Then there’s the narrator, who at times I swear foreshadows the Noir genre, with his quiet investigations on the side, to try to prove his theory that more was going on than met the eye. His dedication to doing so to save the woman, who is, throughout the book, put upon a pedestal of all that is perfect in woman: beautiful, proud, self-sacrificing, suffering with utmost dignity. Alas, we were missing just a bottle of whiskey and possibly the use of “Dame” in the narrative and we could have credited AKG with the first noir mystery.
The puzzle pieces come together, disjointedly, as our nameless narrator plod through, putting clues together, ferreting out further information and even chasing one witness to Tampa, Florida.
And the ending, omg the ending was so good. So well crafted, and such a sucker punch.
The books perfection might have been heightened, in my opinion, by the exclusion of the final chapter, chapter 27. It’s truly extraneous to the book in all ways except for those readers who want their loose ends tied up in a HEA bow. I did not mind it, I would not have missed its absence either.
Truly, one of the best mysteries I’ve read in ages, vintage or otherwise. I’d happily recommend this to anyone who enjoys a good vintage mystery (with the caveat to expect a few offhand and cheerful references to the casual racism that was part of the times in which this book was written.)

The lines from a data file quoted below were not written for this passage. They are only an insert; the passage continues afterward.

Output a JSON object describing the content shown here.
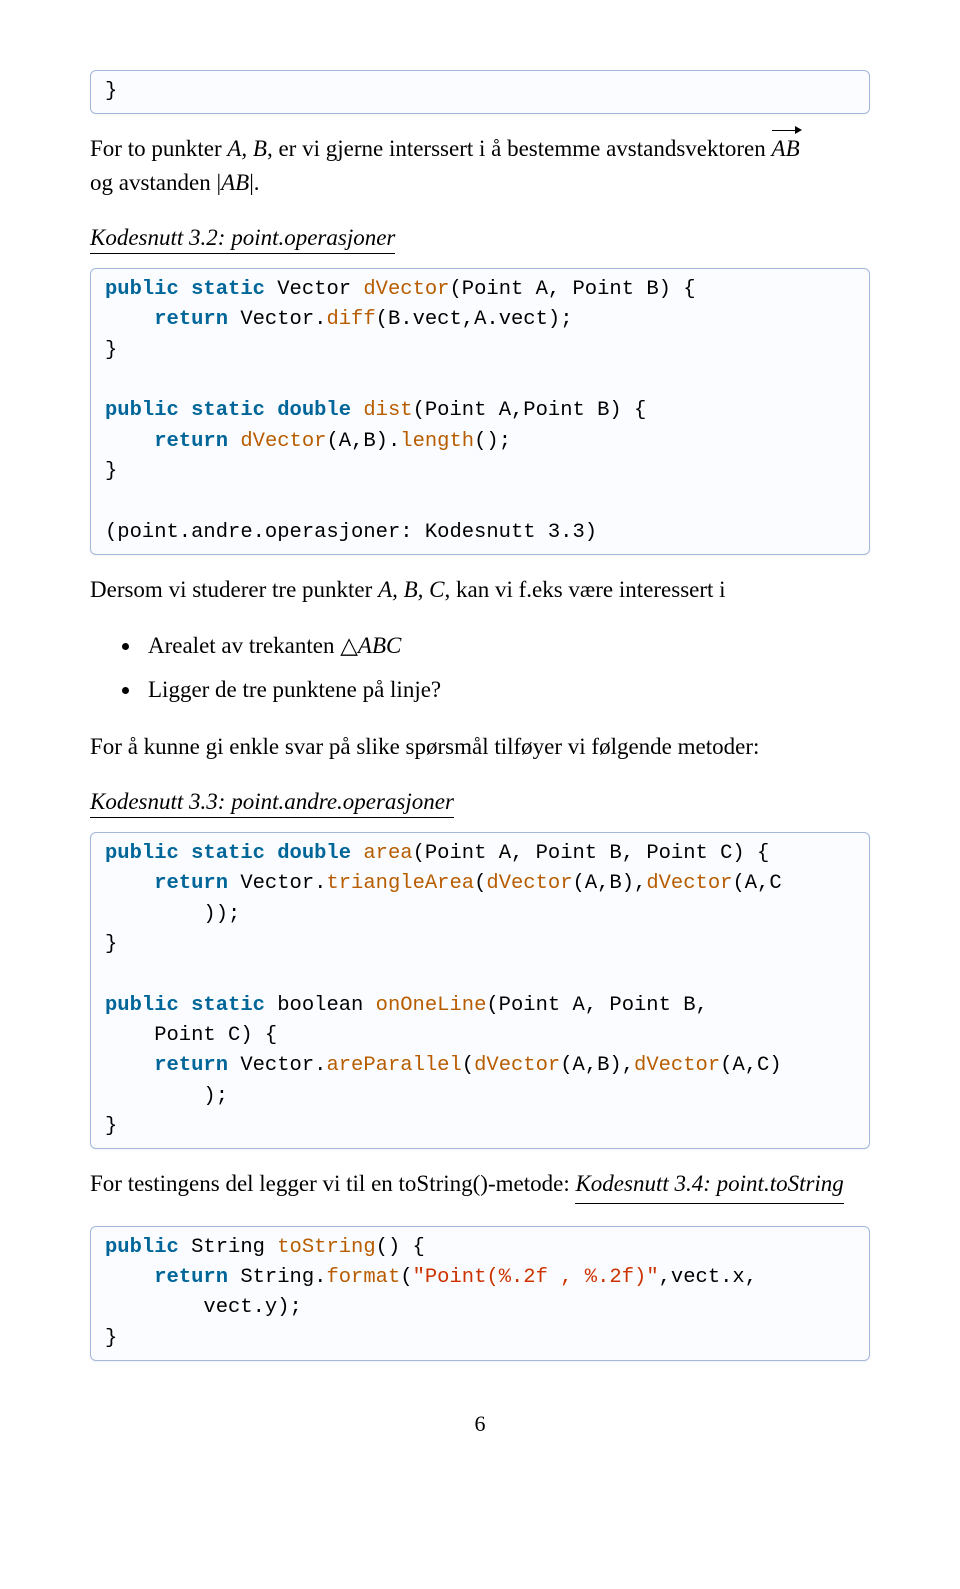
{
  "code1": {
    "brace": "}"
  },
  "para1": {
    "t1": "For to punkter ",
    "AB": "A, B",
    "t2": ", er vi gjerne interssert i å bestemme avstandsvektoren ",
    "vecAB": "AB",
    "t3": "og avstanden ",
    "absAB": "|AB|",
    "period": "."
  },
  "cap2": "Kodesnutt 3.2: point.operasjoner",
  "code2": {
    "l1a": "public static",
    "l1b": " Vector ",
    "l1c": "dVector",
    "l1d": "(Point A, Point B) {",
    "l2a": "    ",
    "l2b": "return",
    "l2c": " Vector.",
    "l2d": "diff",
    "l2e": "(B.vect,A.vect);",
    "l3": "}",
    "blank": "",
    "l4a": "public static double",
    "l4b": " ",
    "l4c": "dist",
    "l4d": "(Point A,Point B) {",
    "l5a": "    ",
    "l5b": "return",
    "l5c": " ",
    "l5d": "dVector",
    "l5e": "(A,B).",
    "l5f": "length",
    "l5g": "();",
    "l6": "}",
    "l7": "(point.andre.operasjoner: Kodesnutt 3.3)"
  },
  "para2": {
    "t1": "Dersom vi studerer tre punkter ",
    "ABC": "A, B, C",
    "t2": ", kan vi f.eks være interessert i"
  },
  "bullets": {
    "b1a": "Arealet av trekanten ",
    "b1b": "△",
    "b1c": "ABC",
    "b2": "Ligger de tre punktene på linje?"
  },
  "para3": "For å kunne gi enkle svar på slike spørsmål tilføyer vi følgende metoder:",
  "cap3": "Kodesnutt 3.3: point.andre.operasjoner",
  "code3": {
    "l1a": "public static double",
    "l1b": " ",
    "l1c": "area",
    "l1d": "(Point A, Point B, Point C) {",
    "l2a": "    ",
    "l2b": "return",
    "l2c": " Vector.",
    "l2d": "triangleArea",
    "l2e": "(",
    "l2f": "dVector",
    "l2g": "(A,B),",
    "l2h": "dVector",
    "l2i": "(A,C",
    "l3": "        ));",
    "l4": "}",
    "blank": "",
    "l5a": "public static",
    "l5b": " boolean ",
    "l5c": "onOneLine",
    "l5d": "(Point A, Point B,",
    "l6": "    Point C) {",
    "l7a": "    ",
    "l7b": "return",
    "l7c": " Vector.",
    "l7d": "areParallel",
    "l7e": "(",
    "l7f": "dVector",
    "l7g": "(A,B),",
    "l7h": "dVector",
    "l7i": "(A,C)",
    "l8": "        );",
    "l9": "}"
  },
  "para4": {
    "t1": "For testingens del legger vi til en toString()-metode: "
  },
  "cap4": "Kodesnutt 3.4: point.toString",
  "code4": {
    "l1a": "public",
    "l1b": " String ",
    "l1c": "toString",
    "l1d": "() {",
    "l2a": "    ",
    "l2b": "return",
    "l2c": " String.",
    "l2d": "format",
    "l2e": "(",
    "l2f": "\"Point(%.2f , %.2f)\"",
    "l2g": ",vect.x,",
    "l3": "        vect.y);",
    "l4": "}"
  },
  "pagenum": "6"
}
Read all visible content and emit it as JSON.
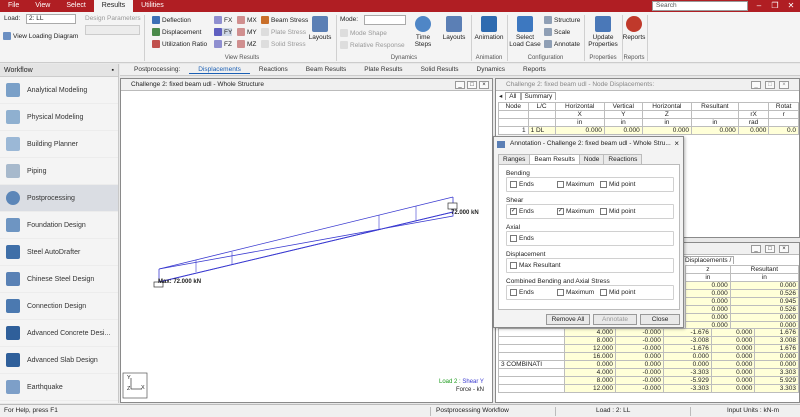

I read this because I’ve been meaning to for the last few weeks anyway, but also because the new Halloween Bingo 2021 square Vintage Mysteries is one of the re-vamped squares that has lifted its restrictions on what constitutes a qualifying mystery. As AKG predates the Golden Age, it wouldn’t have necessarily qualified before. I’ll be using it for Vintage Mysteries but if anyone else is interested, it would also qualify for Gothic, and I think, given the questions concerning all the murders that take place in the book, it would also work for Locked Room